Ines Bautista-Yao is the author of One Crazy Summer, What’s in your Heart, and Only a Kiss. She has also written two short stories, “Flashbacks and Echoes,” which is part of a compilation called All This Wanting and “A Captured Dream,” one of the four short stories in Sola Musica: Love Notes from a Festival.

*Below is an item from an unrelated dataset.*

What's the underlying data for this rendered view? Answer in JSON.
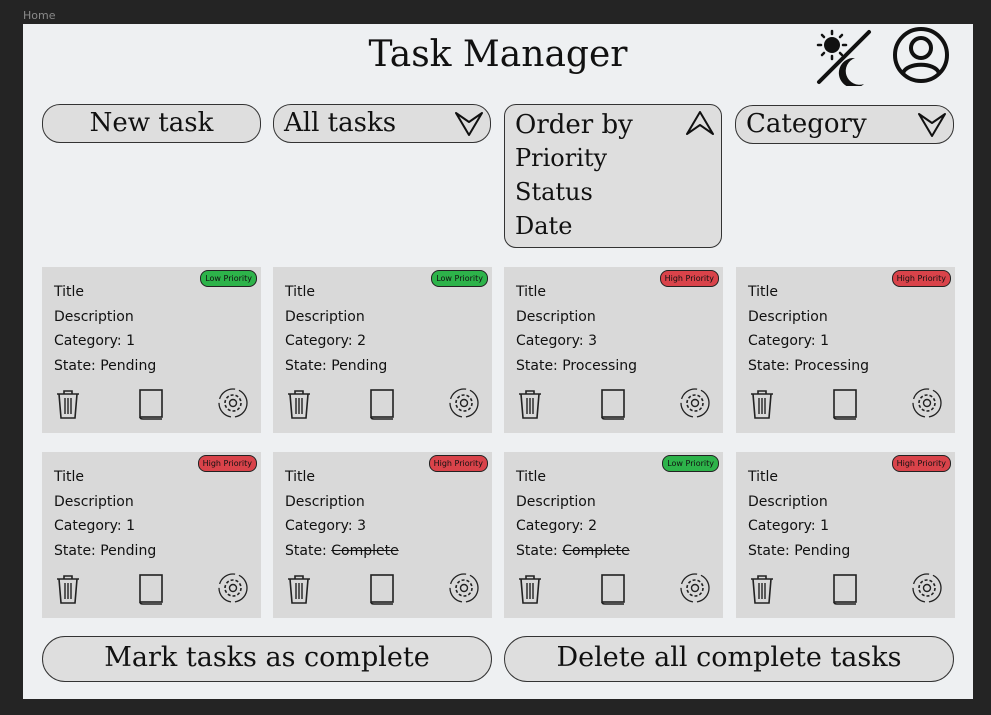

She is the former editor-in-chief of Candy and K-Zone magazines and a former high school and college English and Literature teacher. She is also a wife and mom and blogs about the many challenges and joys of motherhood. She has recently launched The Author Project, a section in her current blog devoted to the stories in her head.